Baldness, whether permanent or temporary, can't be cured. But hair loss treatments are available to help promote hair growth or hide hair loss. For some types of alopecia, hair may resume growth without any treatment.
A ) Medication
The effectiveness of medications used to treat alopecia depends on the cause of hair loss, extent of the loss and individual response. Generally, treatment is less effective for more extensive cases of hair loss.
The types of drugs for treatment of alopecia that are approved by the Food and Drug Administration include:
• Minoxidil (Regaine). This over-the-counter (nonprescription) medication is approved for the treatment of androgenetic alopecia and alopecia areata. Minoxidil is a liquid or foam that you rub into your scalp twice daily to grow hair and to prevent further loss. Some people experience some hair regrowth or a slower rate of hair loss or both. Minoxidil is available in a 2 percent solution and in a 5 percent solution.
• New hair resulting from minoxidil use may be thinner and shorter than previous hair. But there can be enough hair growth for some people to hide their bald spots and have them blend with existing hair. New hair stops growing soon after you discontinue the use of minoxidil. It may take 12 weeks for new hair to start growing. If you experience minimal results within six months, your doctor may recommend discontinuing use. Side effects can include irritation of the scalp.
• Finasteride (Propecia). This prescription medication to treat male-pattern baldness is taken daily in pill form. Many men taking finasteride experience a slowing of hair loss, and some may show some new hair growth. Positive results may take several months. Finasteride works by stopping the conversion of testosterone into dihydrotestosterone (DHT), a hormone that shrinks hair follicles and is an important factor in male hair loss. Rare side effects of finasteride include diminished sex drive and sexual function. As with minoxidil, the benefits of finasteride stop if you stop using it.

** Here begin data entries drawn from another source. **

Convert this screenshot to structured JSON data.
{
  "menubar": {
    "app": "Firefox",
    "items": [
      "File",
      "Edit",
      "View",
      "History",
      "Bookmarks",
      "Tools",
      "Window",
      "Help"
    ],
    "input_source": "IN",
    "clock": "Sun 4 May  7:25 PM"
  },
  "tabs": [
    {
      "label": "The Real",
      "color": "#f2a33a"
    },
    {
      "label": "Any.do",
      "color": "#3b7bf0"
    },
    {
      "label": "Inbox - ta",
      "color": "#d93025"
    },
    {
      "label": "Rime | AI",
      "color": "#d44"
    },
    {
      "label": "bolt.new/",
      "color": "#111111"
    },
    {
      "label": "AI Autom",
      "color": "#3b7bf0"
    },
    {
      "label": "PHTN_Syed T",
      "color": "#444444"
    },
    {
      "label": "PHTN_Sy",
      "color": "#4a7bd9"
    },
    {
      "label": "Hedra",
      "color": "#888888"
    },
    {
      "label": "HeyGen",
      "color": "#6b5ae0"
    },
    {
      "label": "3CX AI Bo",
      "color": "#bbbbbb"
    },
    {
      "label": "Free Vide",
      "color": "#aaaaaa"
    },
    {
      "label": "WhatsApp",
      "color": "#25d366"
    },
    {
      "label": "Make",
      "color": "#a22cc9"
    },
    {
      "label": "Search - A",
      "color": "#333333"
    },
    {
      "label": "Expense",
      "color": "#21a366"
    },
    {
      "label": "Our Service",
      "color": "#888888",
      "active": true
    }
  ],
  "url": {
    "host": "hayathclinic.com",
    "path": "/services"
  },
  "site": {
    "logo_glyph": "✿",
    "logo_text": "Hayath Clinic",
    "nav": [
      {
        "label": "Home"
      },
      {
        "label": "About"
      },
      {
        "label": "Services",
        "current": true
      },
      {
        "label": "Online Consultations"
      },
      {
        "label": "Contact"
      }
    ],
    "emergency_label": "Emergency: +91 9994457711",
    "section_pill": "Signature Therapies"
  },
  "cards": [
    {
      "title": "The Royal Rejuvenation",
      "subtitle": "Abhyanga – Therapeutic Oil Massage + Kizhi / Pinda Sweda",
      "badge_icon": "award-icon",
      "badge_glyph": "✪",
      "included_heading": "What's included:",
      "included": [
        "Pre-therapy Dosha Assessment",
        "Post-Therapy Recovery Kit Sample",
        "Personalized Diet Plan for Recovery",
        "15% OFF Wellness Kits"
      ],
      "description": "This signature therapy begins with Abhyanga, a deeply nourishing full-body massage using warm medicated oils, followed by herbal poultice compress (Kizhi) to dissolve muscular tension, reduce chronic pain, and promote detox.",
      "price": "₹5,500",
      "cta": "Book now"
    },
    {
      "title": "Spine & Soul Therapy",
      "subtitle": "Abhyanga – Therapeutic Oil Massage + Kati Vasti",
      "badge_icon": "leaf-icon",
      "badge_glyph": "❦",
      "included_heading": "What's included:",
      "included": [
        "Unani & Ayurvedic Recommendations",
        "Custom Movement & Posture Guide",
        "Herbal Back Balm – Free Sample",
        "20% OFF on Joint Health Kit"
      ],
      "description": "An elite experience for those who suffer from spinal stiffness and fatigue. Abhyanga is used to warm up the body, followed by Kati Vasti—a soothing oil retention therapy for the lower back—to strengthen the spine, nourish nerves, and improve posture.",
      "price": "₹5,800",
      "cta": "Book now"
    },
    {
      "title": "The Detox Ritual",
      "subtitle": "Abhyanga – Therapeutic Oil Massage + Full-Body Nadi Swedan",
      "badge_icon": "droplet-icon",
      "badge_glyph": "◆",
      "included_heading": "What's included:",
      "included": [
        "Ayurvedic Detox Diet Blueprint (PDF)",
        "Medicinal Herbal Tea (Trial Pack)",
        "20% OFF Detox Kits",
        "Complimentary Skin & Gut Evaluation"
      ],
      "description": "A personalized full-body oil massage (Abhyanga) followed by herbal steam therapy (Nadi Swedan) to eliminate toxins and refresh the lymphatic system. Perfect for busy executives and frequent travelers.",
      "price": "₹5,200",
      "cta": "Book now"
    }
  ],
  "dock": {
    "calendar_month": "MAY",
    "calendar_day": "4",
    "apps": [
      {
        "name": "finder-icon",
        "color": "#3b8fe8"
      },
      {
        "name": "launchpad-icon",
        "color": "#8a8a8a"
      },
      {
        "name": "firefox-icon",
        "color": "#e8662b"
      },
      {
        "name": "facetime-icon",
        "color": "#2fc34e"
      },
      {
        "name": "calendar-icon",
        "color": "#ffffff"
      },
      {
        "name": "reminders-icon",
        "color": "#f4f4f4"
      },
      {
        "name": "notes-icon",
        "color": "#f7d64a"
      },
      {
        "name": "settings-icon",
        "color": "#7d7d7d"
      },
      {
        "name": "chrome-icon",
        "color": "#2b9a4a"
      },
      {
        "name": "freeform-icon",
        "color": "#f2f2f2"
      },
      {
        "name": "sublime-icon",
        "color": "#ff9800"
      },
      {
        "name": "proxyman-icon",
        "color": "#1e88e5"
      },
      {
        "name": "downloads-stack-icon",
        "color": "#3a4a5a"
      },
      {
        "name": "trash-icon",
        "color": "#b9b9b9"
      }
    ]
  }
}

• Finasteride is not approved for use by women. In fact, it poses significant danger to women of childbearing age. If you're a pregnant woman, don't even handle crushed or broken finasteride tablets because absorption of the drug may cause serious birth defects in male fetuses.
• Corticosteroids. Injections of cortisone into the scalp can treat alopecia areata. Treatment is usually repeated monthly. Doctors sometimes prescribe corticosteroid pills for extensive hair loss due to alopecia areata. New hair may be visible four weeks after the injection. Ointments and creams also can be used, but they may be less effective than injections.
• Anthralin (Dritho-Scalp). Available as either a cream or an ointment, anthralin is a synthetic, tarry substance that you apply to your scalp and wash off daily. It's typically used to treat psoriasis, but doctors can prescribe it to treat other skin conditions. Anthralin may stimulate new hair growth for cases of alopecia areata. It may take up to 12 weeks for new hair to appear.